The bottom line is this: New Rochelle will grow, the only question is how. To the extent that our residents are less reliant on the automobile, more energy efficient, and able to move from home to work and back again with convenience and speed, we will all benefit. An integrated, forward-looking approach to transportation, development, and housing challenges will help ensure that growth contributes to, and doesn’t detract from, our quality of life.
If this subject interests you, I encourage you to read more in the various attachments linked to this post. And, of course, I welcome your comments.
The New Rochelle train station is a vital component of our city’s downtown and a daily stop for thousands of local commuters. It is among the busiest stations on the New Haven line, and is listed on the National Register of Historic Places. But its restrooms could use some help.
Now help is on the way, thanks to assistance from Metro-North Railroad. The restrooms have been plagued by vandalism, and, with the cost of maintenance spiraling out of control, the City was forced to close them last month. But a new agreement with Metro-North will include the restrooms under the supervision of MTA Police, for added security, and Metro-North has agreed to contribute to the replacement of fixtures.

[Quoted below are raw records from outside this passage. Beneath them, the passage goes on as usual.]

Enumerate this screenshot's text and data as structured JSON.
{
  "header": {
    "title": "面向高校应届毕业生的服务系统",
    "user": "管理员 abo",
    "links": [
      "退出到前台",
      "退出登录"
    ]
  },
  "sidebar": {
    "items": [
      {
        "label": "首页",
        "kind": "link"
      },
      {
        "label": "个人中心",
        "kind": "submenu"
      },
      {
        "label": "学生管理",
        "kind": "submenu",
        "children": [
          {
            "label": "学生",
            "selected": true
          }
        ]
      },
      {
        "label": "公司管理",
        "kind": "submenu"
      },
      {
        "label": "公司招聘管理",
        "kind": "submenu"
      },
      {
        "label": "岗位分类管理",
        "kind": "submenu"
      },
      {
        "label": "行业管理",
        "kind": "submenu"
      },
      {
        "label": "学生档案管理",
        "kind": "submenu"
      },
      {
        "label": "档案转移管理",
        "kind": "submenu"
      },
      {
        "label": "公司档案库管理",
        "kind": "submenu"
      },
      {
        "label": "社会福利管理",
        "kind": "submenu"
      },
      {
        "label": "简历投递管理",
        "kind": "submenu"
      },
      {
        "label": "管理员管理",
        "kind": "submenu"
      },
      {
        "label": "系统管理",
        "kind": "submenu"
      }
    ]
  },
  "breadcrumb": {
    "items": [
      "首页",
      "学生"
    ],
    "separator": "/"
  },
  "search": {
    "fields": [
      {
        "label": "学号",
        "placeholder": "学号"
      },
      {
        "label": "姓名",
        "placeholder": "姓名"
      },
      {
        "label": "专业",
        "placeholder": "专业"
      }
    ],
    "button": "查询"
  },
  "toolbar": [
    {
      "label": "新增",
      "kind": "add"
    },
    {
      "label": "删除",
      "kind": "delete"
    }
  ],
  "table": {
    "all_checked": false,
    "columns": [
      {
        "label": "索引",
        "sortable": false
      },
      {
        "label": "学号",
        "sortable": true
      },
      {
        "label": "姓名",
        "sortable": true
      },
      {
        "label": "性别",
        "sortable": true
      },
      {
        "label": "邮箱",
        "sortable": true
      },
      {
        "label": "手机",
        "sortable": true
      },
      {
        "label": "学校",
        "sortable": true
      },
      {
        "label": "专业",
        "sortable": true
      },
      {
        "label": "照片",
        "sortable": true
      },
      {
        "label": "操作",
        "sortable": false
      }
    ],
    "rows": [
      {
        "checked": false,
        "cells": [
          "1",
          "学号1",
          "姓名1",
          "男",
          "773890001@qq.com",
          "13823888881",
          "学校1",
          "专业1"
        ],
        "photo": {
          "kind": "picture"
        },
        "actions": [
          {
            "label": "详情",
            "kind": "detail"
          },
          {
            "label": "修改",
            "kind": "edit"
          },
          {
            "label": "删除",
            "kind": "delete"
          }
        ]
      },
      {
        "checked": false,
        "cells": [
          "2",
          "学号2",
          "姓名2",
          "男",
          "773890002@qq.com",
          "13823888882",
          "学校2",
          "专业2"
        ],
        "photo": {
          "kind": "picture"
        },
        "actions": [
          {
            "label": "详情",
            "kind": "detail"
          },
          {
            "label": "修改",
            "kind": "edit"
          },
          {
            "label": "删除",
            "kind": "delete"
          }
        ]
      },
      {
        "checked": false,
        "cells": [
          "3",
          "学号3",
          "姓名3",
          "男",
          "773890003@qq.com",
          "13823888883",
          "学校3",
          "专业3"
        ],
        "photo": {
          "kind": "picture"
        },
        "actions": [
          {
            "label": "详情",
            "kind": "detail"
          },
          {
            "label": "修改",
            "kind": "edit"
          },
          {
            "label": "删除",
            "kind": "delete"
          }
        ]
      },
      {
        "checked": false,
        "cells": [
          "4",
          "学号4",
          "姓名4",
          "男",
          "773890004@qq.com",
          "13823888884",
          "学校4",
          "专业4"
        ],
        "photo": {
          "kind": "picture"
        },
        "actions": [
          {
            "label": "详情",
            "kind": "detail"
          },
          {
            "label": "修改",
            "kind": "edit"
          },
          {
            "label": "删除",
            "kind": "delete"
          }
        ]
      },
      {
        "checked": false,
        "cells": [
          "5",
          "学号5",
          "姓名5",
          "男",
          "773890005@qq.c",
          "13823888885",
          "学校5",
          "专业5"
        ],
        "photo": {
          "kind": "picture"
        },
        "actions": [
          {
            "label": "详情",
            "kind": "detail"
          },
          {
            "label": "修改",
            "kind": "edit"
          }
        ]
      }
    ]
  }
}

To begin with, a single unisex restroom will reopen during the station’s busiest hours, 5:00 am to 1:00 pm, seven days a week. Necessary repairs of the second restroom will begin immediately.
As reported last month, New Rochelle has joined and taken a lead role in a bi-state regional planning and sustainability coalition that stretches from New Haven to New York City and Long Island. This effort has already borne fruit in the form of a $3.5 million grant award from the federal Department of Housing & Urban Development that will help the member communities analyze various individual challenges related to regional development.
New Rochelle’s (relatively small) share of the funding will be employed to examine access to our transit center, with the goal of enhancing connectivity to the surrounding area, especially for pedestrians. Our train and bus station is a significant local asset, but its full potential is unrealized. Establishing more reliable and safer access to the transit center will buttress our overall economic development efforts and improve the functionality of a heavily-used public facility.